**Information shown**
..............................

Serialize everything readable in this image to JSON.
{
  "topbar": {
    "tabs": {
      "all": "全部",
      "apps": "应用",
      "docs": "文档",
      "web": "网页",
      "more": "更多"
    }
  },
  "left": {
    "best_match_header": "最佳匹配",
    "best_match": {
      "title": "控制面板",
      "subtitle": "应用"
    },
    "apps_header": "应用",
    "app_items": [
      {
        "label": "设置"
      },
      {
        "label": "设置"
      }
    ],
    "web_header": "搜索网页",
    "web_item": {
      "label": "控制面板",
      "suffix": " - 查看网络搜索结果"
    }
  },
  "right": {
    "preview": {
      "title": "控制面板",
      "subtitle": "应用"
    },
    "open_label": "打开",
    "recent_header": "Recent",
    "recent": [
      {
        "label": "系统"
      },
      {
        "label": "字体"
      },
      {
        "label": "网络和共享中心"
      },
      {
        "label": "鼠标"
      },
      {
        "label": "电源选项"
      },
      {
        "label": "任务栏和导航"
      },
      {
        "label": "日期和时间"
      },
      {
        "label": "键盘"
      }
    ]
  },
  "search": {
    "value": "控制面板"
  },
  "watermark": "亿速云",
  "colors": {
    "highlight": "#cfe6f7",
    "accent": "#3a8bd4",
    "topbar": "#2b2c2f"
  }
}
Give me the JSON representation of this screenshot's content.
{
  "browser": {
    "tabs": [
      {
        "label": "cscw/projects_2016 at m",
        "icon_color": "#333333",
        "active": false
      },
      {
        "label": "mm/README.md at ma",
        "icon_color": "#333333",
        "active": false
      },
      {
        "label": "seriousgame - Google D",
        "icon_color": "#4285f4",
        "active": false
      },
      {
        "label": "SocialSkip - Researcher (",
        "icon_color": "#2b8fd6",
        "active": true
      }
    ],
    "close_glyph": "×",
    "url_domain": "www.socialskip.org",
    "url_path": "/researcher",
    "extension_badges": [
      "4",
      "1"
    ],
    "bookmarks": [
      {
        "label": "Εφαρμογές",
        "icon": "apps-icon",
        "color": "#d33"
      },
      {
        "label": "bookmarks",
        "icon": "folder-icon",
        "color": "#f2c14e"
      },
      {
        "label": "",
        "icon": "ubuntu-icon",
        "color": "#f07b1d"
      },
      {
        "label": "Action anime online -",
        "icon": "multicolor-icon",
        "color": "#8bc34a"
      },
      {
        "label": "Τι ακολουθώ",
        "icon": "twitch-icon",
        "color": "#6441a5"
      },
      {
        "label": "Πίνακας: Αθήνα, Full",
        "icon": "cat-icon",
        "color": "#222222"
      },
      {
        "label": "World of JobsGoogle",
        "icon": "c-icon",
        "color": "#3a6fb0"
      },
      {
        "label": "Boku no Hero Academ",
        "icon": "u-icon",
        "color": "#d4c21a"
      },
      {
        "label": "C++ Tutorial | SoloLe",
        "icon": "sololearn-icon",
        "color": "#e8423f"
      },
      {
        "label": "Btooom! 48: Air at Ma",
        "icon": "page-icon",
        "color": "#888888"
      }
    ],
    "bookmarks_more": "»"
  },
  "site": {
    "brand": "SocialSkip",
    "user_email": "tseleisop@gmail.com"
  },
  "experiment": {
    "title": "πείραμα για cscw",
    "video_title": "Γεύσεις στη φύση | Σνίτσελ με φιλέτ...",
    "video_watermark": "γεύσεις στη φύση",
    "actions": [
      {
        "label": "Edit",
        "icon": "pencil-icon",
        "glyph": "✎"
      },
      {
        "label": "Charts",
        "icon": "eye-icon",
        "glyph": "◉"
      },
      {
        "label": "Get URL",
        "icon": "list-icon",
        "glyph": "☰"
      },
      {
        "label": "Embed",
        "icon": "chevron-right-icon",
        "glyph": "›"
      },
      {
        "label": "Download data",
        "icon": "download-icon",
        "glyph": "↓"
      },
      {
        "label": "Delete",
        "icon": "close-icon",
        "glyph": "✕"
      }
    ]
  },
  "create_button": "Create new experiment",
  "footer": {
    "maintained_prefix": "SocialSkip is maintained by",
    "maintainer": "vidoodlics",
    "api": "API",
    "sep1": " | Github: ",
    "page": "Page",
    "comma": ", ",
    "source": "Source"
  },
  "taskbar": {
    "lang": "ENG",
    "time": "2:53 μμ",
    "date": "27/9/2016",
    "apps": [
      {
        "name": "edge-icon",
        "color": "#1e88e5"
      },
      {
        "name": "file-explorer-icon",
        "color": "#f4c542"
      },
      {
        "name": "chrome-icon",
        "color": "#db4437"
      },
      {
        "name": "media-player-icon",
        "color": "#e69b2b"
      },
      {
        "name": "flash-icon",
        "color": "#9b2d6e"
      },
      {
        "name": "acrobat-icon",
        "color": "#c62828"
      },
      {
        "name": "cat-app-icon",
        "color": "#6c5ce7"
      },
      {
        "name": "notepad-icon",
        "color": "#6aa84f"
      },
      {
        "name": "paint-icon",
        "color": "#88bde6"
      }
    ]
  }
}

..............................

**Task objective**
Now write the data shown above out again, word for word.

**Task answer**
Serialize everything readable in this image to JSON.
{
  "topbar": {
    "tabs": {
      "all": "全部",
      "apps": "应用",
      "docs": "文档",
      "web": "网页",
      "more": "更多"
    }
  },
  "left": {
    "best_match_header": "最佳匹配",
    "best_match": {
      "title": "控制面板",
      "subtitle": "应用"
    },
    "apps_header": "应用",
    "app_items": [
      {
        "label": "设置"
      },
      {
        "label": "设置"
      }
    ],
    "web_header": "搜索网页",
    "web_item": {
      "label": "控制面板",
      "suffix": " - 查看网络搜索结果"
    }
  },
  "right": {
    "preview": {
      "title": "控制面板",
      "subtitle": "应用"
    },
    "open_label": "打开",
    "recent_header": "Recent",
    "recent": [
      {
        "label": "系统"
      },
      {
        "label": "字体"
      },
      {
        "label": "网络和共享中心"
      },
      {
        "label": "鼠标"
      },
      {
        "label": "电源选项"
      },
      {
        "label": "任务栏和导航"
      },
      {
        "label": "日期和时间"
      },
      {
        "label": "键盘"
      }
    ]
  },
  "search": {
    "value": "控制面板"
  },
  "watermark": "亿速云",
  "colors": {
    "highlight": "#cfe6f7",
    "accent": "#3a8bd4",
    "topbar": "#2b2c2f"
  }
}
Give me the JSON representation of this screenshot's content.
{
  "browser": {
    "tabs": [
      {
        "label": "cscw/projects_2016 at m",
        "icon_color": "#333333",
        "active": false
      },
      {
        "label": "mm/README.md at ma",
        "icon_color": "#333333",
        "active": false
      },
      {
        "label": "seriousgame - Google D",
        "icon_color": "#4285f4",
        "active": false
      },
      {
        "label": "SocialSkip - Researcher (",
        "icon_color": "#2b8fd6",
        "active": true
      }
    ],
    "close_glyph": "×",
    "url_domain": "www.socialskip.org",
    "url_path": "/researcher",
    "extension_badges": [
      "4",
      "1"
    ],
    "bookmarks": [
      {
        "label": "Εφαρμογές",
        "icon": "apps-icon",
        "color": "#d33"
      },
      {
        "label": "bookmarks",
        "icon": "folder-icon",
        "color": "#f2c14e"
      },
      {
        "label": "",
        "icon": "ubuntu-icon",
        "color": "#f07b1d"
      },
      {
        "label": "Action anime online -",
        "icon": "multicolor-icon",
        "color": "#8bc34a"
      },
      {
        "label": "Τι ακολουθώ",
        "icon": "twitch-icon",
        "color": "#6441a5"
      },
      {
        "label": "Πίνακας: Αθήνα, Full",
        "icon": "cat-icon",
        "color": "#222222"
      },
      {
        "label": "World of JobsGoogle",
        "icon": "c-icon",
        "color": "#3a6fb0"
      },
      {
        "label": "Boku no Hero Academ",
        "icon": "u-icon",
        "color": "#d4c21a"
      },
      {
        "label": "C++ Tutorial | SoloLe",
        "icon": "sololearn-icon",
        "color": "#e8423f"
      },
      {
        "label": "Btooom! 48: Air at Ma",
        "icon": "page-icon",
        "color": "#888888"
      }
    ],
    "bookmarks_more": "»"
  },
  "site": {
    "brand": "SocialSkip",
    "user_email": "tseleisop@gmail.com"
  },
  "experiment": {
    "title": "πείραμα για cscw",
    "video_title": "Γεύσεις στη φύση | Σνίτσελ με φιλέτ...",
    "video_watermark": "γεύσεις στη φύση",
    "actions": [
      {
        "label": "Edit",
        "icon": "pencil-icon",
        "glyph": "✎"
      },
      {
        "label": "Charts",
        "icon": "eye-icon",
        "glyph": "◉"
      },
      {
        "label": "Get URL",
        "icon": "list-icon",
        "glyph": "☰"
      },
      {
        "label": "Embed",
        "icon": "chevron-right-icon",
        "glyph": "›"
      },
      {
        "label": "Download data",
        "icon": "download-icon",
        "glyph": "↓"
      },
      {
        "label": "Delete",
        "icon": "close-icon",
        "glyph": "✕"
      }
    ]
  },
  "create_button": "Create new experiment",
  "footer": {
    "maintained_prefix": "SocialSkip is maintained by",
    "maintainer": "vidoodlics",
    "api": "API",
    "sep1": " | Github: ",
    "page": "Page",
    "comma": ", ",
    "source": "Source"
  },
  "taskbar": {
    "lang": "ENG",
    "time": "2:53 μμ",
    "date": "27/9/2016",
    "apps": [
      {
        "name": "edge-icon",
        "color": "#1e88e5"
      },
      {
        "name": "file-explorer-icon",
        "color": "#f4c542"
      },
      {
        "name": "chrome-icon",
        "color": "#db4437"
      },
      {
        "name": "media-player-icon",
        "color": "#e69b2b"
      },
      {
        "name": "flash-icon",
        "color": "#9b2d6e"
      },
      {
        "name": "acrobat-icon",
        "color": "#c62828"
      },
      {
        "name": "cat-app-icon",
        "color": "#6c5ce7"
      },
      {
        "name": "notepad-icon",
        "color": "#6aa84f"
      },
      {
        "name": "paint-icon",
        "color": "#88bde6"
      }
    ]
  }
}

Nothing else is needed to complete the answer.